WHAT TO WORK ON: Search the records below for "true" and copy every line it turns up in.

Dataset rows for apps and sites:

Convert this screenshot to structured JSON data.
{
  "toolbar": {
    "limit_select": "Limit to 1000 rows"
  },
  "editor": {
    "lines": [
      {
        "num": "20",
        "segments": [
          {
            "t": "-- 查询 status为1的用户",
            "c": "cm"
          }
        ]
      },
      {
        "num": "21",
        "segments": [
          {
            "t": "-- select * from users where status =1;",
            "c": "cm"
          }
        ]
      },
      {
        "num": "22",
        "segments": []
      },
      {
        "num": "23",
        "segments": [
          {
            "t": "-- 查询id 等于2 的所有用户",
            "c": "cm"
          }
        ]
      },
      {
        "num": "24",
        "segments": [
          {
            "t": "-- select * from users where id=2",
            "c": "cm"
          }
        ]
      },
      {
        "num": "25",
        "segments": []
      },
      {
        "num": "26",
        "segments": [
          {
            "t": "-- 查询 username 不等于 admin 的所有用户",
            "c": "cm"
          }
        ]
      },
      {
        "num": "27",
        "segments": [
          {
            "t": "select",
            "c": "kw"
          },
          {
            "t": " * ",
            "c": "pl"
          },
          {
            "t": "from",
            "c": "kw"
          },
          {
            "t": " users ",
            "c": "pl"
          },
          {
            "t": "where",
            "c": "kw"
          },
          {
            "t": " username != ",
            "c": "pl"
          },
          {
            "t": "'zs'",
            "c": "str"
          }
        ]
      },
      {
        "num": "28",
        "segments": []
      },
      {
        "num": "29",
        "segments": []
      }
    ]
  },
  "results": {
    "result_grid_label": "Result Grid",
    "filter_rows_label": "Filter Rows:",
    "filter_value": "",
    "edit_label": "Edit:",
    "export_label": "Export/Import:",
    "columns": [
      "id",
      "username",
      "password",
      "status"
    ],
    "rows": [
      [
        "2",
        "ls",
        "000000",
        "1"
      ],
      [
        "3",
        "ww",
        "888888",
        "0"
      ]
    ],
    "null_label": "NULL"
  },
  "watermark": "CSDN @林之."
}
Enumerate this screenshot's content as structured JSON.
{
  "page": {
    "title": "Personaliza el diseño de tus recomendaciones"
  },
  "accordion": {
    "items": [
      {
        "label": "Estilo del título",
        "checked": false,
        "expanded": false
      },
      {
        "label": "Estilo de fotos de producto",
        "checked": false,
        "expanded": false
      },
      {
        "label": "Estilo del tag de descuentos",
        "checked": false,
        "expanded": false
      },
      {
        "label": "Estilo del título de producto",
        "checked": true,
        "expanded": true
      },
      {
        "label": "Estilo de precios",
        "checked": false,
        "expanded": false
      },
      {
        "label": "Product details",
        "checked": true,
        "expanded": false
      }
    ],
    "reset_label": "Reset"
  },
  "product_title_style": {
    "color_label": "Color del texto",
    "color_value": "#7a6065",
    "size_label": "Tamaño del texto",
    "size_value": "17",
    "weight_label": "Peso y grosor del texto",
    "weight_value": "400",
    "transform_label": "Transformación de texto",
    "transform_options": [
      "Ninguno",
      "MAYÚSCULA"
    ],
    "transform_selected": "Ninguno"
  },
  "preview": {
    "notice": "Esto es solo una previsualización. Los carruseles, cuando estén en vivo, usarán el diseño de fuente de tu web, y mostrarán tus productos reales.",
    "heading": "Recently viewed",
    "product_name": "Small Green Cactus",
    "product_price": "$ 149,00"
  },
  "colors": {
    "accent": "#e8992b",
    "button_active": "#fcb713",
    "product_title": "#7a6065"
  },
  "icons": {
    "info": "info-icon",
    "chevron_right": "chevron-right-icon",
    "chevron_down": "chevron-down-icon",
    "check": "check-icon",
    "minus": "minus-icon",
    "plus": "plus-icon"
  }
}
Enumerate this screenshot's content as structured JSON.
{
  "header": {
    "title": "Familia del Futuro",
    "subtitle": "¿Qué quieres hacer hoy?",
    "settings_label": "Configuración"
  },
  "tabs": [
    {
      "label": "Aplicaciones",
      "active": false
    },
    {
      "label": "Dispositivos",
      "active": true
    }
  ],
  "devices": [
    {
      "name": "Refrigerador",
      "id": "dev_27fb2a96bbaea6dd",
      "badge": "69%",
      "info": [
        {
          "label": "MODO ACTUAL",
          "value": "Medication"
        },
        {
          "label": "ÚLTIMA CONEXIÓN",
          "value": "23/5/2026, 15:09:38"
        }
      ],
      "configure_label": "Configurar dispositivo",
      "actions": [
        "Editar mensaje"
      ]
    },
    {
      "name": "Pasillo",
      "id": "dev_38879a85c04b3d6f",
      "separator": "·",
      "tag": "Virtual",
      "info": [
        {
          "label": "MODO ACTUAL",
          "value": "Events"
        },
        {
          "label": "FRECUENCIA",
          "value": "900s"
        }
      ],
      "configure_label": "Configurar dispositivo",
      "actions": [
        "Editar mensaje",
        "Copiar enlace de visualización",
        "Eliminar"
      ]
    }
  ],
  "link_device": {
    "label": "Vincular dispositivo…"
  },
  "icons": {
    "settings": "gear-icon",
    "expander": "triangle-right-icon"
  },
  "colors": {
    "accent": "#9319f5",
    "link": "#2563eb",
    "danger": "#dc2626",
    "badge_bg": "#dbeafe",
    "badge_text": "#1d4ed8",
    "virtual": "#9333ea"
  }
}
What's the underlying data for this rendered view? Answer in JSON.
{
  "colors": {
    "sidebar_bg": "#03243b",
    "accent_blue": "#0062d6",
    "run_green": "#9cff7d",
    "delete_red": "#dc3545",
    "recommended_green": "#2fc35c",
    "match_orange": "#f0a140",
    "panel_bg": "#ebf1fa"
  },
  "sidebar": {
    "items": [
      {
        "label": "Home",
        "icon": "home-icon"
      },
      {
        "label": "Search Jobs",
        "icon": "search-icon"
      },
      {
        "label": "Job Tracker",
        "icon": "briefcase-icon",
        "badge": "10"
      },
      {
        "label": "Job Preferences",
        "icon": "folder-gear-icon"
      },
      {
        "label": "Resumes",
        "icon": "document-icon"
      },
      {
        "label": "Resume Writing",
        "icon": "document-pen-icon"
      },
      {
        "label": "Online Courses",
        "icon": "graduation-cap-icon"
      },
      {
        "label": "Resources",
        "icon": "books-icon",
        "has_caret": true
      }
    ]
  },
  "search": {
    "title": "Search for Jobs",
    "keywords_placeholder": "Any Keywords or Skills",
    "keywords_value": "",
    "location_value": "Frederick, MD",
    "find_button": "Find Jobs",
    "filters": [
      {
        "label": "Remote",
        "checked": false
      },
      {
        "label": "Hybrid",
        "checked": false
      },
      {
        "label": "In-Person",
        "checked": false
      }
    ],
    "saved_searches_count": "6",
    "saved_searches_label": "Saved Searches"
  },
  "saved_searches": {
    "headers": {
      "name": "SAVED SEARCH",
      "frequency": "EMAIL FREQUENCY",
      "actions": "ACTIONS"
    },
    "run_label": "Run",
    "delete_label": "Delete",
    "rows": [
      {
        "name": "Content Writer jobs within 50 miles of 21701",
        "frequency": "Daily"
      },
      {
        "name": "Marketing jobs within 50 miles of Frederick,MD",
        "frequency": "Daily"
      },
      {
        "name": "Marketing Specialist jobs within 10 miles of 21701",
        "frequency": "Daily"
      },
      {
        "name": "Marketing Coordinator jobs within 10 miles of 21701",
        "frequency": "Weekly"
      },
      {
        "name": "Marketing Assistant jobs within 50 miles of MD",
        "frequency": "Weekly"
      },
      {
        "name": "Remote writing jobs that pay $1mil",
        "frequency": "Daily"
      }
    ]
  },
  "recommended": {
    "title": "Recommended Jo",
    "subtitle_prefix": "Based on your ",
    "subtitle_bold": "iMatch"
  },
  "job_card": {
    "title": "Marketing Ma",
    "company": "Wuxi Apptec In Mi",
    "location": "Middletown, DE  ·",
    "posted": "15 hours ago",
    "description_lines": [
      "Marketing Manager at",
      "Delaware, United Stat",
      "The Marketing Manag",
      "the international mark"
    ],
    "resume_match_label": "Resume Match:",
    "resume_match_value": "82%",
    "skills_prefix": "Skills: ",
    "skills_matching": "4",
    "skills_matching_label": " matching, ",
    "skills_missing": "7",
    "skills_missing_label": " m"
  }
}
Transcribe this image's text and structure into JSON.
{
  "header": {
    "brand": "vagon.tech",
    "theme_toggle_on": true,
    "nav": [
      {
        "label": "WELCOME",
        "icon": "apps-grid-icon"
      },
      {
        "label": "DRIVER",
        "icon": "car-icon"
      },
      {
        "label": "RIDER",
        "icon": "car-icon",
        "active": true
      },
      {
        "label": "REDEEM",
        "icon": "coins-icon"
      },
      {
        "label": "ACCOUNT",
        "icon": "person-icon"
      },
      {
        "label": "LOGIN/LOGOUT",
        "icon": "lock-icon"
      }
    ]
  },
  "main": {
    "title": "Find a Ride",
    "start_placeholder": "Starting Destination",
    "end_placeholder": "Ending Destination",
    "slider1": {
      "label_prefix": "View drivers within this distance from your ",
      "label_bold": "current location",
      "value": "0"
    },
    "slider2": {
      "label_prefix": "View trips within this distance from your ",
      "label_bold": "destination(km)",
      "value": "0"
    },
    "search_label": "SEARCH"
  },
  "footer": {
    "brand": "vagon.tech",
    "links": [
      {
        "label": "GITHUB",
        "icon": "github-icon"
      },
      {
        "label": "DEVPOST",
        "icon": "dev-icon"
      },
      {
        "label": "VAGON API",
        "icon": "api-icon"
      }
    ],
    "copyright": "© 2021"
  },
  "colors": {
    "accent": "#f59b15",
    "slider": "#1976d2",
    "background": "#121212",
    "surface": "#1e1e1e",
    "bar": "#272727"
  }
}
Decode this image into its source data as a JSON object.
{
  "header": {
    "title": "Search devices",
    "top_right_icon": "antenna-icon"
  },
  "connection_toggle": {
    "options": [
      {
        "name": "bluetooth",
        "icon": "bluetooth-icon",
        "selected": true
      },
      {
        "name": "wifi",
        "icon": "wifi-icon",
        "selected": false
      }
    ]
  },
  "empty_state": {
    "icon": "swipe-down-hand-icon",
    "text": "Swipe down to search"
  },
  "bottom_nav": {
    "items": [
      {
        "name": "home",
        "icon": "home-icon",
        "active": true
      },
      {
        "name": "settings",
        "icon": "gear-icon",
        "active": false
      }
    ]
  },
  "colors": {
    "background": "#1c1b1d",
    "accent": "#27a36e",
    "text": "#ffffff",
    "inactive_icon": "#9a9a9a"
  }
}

RESPONSE TO THIS EXERCISE:
        "checked": true,
        "expanded": true
        "checked": true,
      "active": true
        "has_caret": true
    "theme_toggle_on": true,
        "active": true
        "selected": true
        "active": true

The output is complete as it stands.